▶ _Your instructions_: For the word "learning", return each line of the data in which it occurs.

▶ _Dataset content_:
↓
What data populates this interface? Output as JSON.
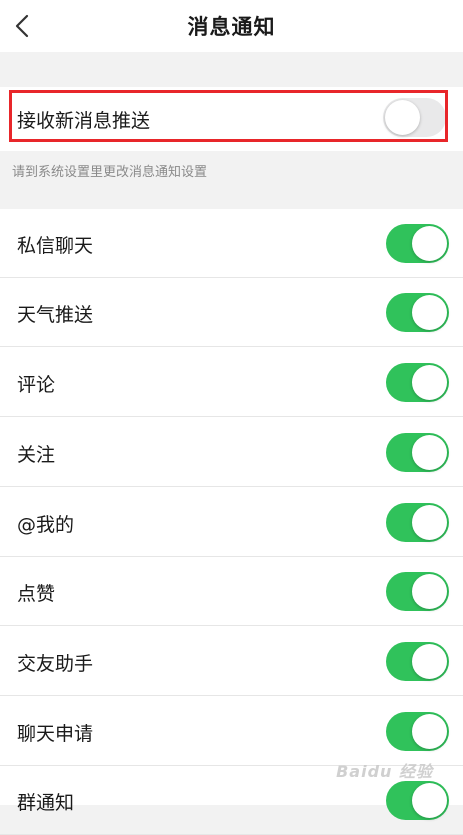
{
  "header": {
    "title": "消息通知"
  },
  "master": {
    "label": "接收新消息推送",
    "enabled": false
  },
  "hint": "请到系统设置里更改消息通知设置",
  "settings": [
    {
      "label": "私信聊天",
      "enabled": true
    },
    {
      "label": "天气推送",
      "enabled": true
    },
    {
      "label": "评论",
      "enabled": true
    },
    {
      "label": "关注",
      "enabled": true
    },
    {
      "label": "@我的",
      "enabled": true
    },
    {
      "label": "点赞",
      "enabled": true
    },
    {
      "label": "交友助手",
      "enabled": true
    },
    {
      "label": "聊天申请",
      "enabled": true
    },
    {
      "label": "群通知",
      "enabled": true
    }
  ],
  "watermark": "Baidu 经验",
  "colors": {
    "toggle_on": "#30c25b",
    "toggle_off": "#e9e9ea",
    "highlight": "#e8262a"
  }
}
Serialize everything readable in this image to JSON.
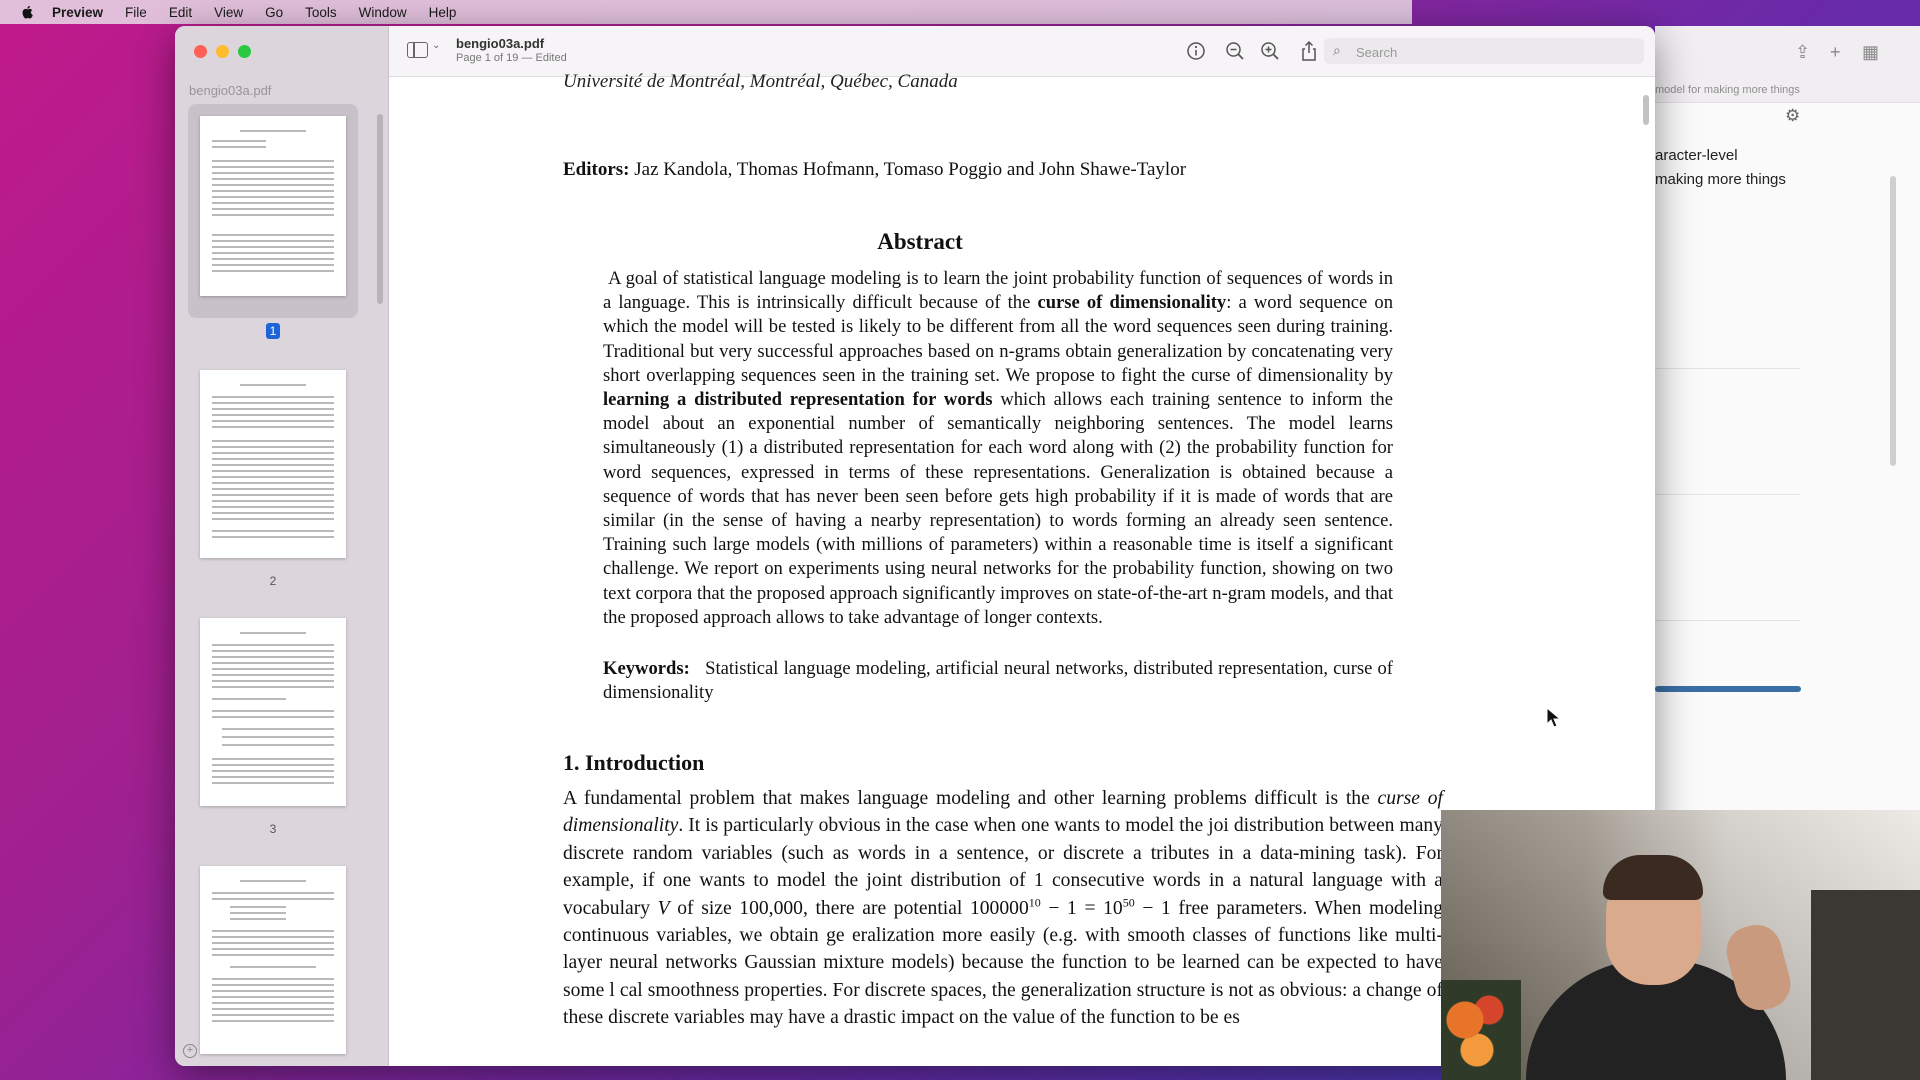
{
  "menubar": {
    "app": "Preview",
    "items": [
      "File",
      "Edit",
      "View",
      "Go",
      "Tools",
      "Window",
      "Help"
    ]
  },
  "sidebar": {
    "title": "bengio03a.pdf",
    "pages": [
      "1",
      "2",
      "3"
    ]
  },
  "toolbar": {
    "doc_title": "bengio03a.pdf",
    "doc_subtitle": "Page 1 of 19 — Edited",
    "search_placeholder": "Search",
    "icons": [
      "info-icon",
      "zoom-out-icon",
      "zoom-in-icon",
      "share-icon",
      "markup-pen-icon",
      "chevron-down-icon",
      "rotate-icon",
      "annotate-icon"
    ]
  },
  "document": {
    "cut_line": "Université de Montréal, Montréal, Québec, Canada",
    "editors_label": "Editors:",
    "editors": "Jaz Kandola, Thomas Hofmann, Tomaso Poggio and John Shawe-Taylor",
    "abstract_heading": "Abstract",
    "abstract_1": "A goal of statistical language modeling is to learn the joint probability function of sequences of words in a language. This is intrinsically difficult because of the ",
    "abstract_bold_1": "curse of dimensionality",
    "abstract_2": ": a word sequence on which the model will be tested is likely to be different from all the word sequences seen during training. Traditional but very successful approaches based on n-grams obtain generalization by concatenating very short overlapping sequences seen in the training set. We propose to fight the curse of dimensionality by ",
    "abstract_bold_2": "learning a distributed representation for words",
    "abstract_3": " which allows each training sentence to inform the model about an exponential number of semantically neighboring sentences. The model learns simultaneously (1) a distributed representation for each word along with (2) the probability function for word sequences, expressed in terms of these representations. Generalization is obtained because a sequence of words that has never been seen before gets high probability if it is made of words that are similar (in the sense of having a nearby representation) to words forming an already seen sentence. Training such large models (with millions of parameters) within a reasonable time is itself a significant challenge. We report on experiments using neural networks for the probability function, showing on two text corpora that the proposed approach significantly improves on state-of-the-art n-gram models, and that the proposed approach allows to take advantage of longer contexts.",
    "keywords_label": "Keywords:",
    "keywords": "Statistical language modeling, artificial neural networks, distributed representation, curse of dimensionality",
    "intro_heading": "1. Introduction",
    "intro_1": "A fundamental problem that makes language modeling and other learning problems difficult is the ",
    "intro_italic": "curse of dimensionality",
    "intro_2": ". It is particularly obvious in the case when one wants to model the joi distribution between many discrete random variables (such as words in a sentence, or discrete a tributes in a data-mining task). For example, if one wants to model the joint distribution of 1 consecutive words in a natural language with a vocabulary ",
    "intro_v": "V",
    "intro_3": " of size 100,000, there are potential 100000",
    "intro_sup1": "10",
    "intro_4": " − 1 = 10",
    "intro_sup2": "50",
    "intro_5": " − 1 free parameters. When modeling continuous variables, we obtain ge eralization more easily (e.g. with smooth classes of functions like multi-layer neural networks Gaussian mixture models) because the function to be learned can be expected to have some l cal smoothness properties. For discrete spaces, the generalization structure is not as obvious: a change of these discrete variables may have a drastic impact on the value of the function to be es"
  },
  "background_window": {
    "url_fragment": "model for making more things",
    "line_1": "aracter-level",
    "line_2": "making more things"
  },
  "colors": {
    "accent": "#1f64d6",
    "page_badge": "#1f64d6",
    "progress_bar": "#3a6fa5"
  }
}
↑
▶ _Solution to this task_:
    "abstract_bold_2": "learning a distributed representation for words",
    "intro_1": "A fundamental problem that makes language modeling and other learning problems difficult is the ",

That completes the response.